Higher education experts around the world believe international experiences are crucial to a young person’s development.
That belief transfers well to sport, with many players enhancing their abilities through time spent abroad.
British forward Lee Pollitt has embraced this ethos by heading to Canada as he looks to continue his climb up the ice hockey ladder.
The 20-year-old is currently playing with Temiscaming Titans in the Greater Metro Junior ‘A’ Hockey League – a set-up that has produced many players who have gone on to bigger and better things.
Pollitt spent last season in NIHL North with Blackburn Hawks, winning the Moralee D1 league and play-off double, but says moving to Canada was the right move to make.
“I was initially a little sceptical that it would be worth the money or that I’d improve any more than continuing to play in Britain,” said Pollitt.
“The hockey wasn’t the only thing to think about – getting to live in Canada was a big selling point and now I’m here I can say that would have been worth it on its own.
“It took a fair bit of getting used to the hockey – the game here is completely different to back home.
“There’s a lot of skill here, but the main difference is in the way everyone moves the puck so well – the game is fairly simple, but quick and physical.
“From day one, our coached drilled down the systems and we’ve been progressing with them ever since. All the teams here play their systems well, so that was key if we were to have any success.
“Having so much ice time in the week the skills take care of themselves – a few warm-up drills and we’re straight into game play scenarios.
“Another difference is the competitiveness – for the time you’re here hockey is your life, full-time. You can see that attitude – everyone is committed and competing to a high level.”
While Pollitt’s move to Canada was undoubtedly a big step to take, his family have been fully supportive.
His dad, Steve, and brother, Craig, recently travelled to visit Lee to check on his progress. Steve admitted he was apprehensive seeing one of his children move abroad, but says it was something he had to let him do it.
“We all join the rat race sooner or later, and there’s plenty of time for that later so I’m glad I’ve been able to support him to follow his dream,” he said.

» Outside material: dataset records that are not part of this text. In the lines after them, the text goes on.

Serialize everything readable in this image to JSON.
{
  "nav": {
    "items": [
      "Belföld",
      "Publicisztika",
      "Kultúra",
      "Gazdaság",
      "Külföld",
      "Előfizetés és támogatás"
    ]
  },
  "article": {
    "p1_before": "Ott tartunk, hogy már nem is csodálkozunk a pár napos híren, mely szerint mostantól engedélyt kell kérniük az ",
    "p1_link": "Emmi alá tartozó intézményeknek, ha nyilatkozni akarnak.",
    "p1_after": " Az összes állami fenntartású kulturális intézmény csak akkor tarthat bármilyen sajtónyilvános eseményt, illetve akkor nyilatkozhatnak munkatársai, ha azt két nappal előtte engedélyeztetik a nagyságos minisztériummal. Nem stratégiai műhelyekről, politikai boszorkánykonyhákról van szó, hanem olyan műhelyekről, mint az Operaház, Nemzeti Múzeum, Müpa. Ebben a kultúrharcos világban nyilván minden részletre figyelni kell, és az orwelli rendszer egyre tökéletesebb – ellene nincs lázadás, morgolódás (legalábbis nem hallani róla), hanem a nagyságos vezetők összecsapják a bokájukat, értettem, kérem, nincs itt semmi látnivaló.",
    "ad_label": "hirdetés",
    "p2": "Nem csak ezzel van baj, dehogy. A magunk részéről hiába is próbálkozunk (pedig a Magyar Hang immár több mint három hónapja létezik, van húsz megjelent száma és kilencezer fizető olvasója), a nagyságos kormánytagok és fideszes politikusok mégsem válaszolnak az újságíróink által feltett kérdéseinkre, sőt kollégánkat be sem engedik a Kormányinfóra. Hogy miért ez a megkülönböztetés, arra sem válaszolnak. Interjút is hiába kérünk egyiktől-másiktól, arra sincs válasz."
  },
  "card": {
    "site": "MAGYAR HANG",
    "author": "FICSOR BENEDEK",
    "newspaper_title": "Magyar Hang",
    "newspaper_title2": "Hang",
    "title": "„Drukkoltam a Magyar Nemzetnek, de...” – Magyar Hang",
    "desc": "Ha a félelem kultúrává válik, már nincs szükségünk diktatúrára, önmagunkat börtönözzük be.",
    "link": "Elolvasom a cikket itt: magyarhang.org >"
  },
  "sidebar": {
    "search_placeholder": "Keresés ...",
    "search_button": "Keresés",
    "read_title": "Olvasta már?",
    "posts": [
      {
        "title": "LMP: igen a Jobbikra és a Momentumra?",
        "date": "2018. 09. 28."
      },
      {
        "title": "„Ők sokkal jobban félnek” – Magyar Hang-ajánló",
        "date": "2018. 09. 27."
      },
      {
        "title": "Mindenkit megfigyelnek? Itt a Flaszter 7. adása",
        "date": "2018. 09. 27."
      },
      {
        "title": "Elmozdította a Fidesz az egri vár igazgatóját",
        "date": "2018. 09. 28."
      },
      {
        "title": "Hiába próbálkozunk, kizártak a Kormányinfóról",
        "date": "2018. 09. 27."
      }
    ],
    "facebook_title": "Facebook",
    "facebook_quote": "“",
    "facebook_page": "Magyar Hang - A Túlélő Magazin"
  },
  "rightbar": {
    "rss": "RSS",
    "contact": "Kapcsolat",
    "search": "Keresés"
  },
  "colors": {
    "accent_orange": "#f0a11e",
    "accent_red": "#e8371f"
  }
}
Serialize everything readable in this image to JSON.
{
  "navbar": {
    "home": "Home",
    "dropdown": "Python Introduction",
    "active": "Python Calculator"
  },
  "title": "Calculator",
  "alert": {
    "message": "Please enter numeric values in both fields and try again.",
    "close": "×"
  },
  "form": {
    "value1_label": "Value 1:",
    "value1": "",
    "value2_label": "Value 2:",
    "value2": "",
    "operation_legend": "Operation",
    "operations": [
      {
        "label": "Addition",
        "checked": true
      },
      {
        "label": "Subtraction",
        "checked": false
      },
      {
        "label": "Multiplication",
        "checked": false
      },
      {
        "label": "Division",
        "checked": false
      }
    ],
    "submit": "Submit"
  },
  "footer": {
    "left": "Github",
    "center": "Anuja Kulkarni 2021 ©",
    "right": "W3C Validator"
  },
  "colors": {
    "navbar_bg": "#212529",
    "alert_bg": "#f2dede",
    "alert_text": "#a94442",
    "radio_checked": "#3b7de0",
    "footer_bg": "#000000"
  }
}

“The cost was a concern, but it wasn’t as much as I anticipated. When I considered the cost of training in Britain in the junior system it is good value.
“They train on the ice twice a day on most days when they don’t have a game, with off-ice training filling the gaps.
“You also have to consider the level of ability surrounding them. I think it’s important to get in the right league and I think his points tally over the last two seasons, plus winning the double with the Hawks, exposed him to people looking out for players from overseas.
“Without taking anything away from the wealth of experience and ability in Britain, a high standard is the norm here and it has to be of benefit when you’re surrounded by that.
“It’s still early days in the season, but we’ve already seen an improvement in Lee. The trip has also enabled me to get a feel for how he lives here and the way of life.
“I think that’s the hardest thing to try to imagine after he got on the plane to leave us. The place is really small compared to home, but he enjoys the change, and it’s settled my mind seeing how they live.
“The team consists of players from Canada, USA, Sweden, Finland and Slovakia, and they’re learning to be independent in addition to playing the game.
“I’ll return home satisfied he has gone down the right road, wherever it may lead.”
The Quebec-based Titans have been one of the GMHL’s most successful teams since joining in 2011, qualifying for the Russell Cup play-offs in all five seasons, winning one division title and one regular season championship.
They have appeared in the Russell Cup finals three times, winning the trophy in 2015. Their sole British player believes the experience will stand him in good stead in the future.
“The vast majority of games we play are close – anyone could win on any given night and carrying your momentum is crucial when you play so many close games,” said Pollitt. “A three-game weekend can make or break your whole month.
“For anyone considering travelling to North America to play junior hockey I’d highly recommend it – the lifestyle is great, you’ll meet some interesting people from all over the world, make friends for life, gain some unreal memories and you’re guaranteed to grow as a hockey player.”
(Image permission: Steve Pollitt)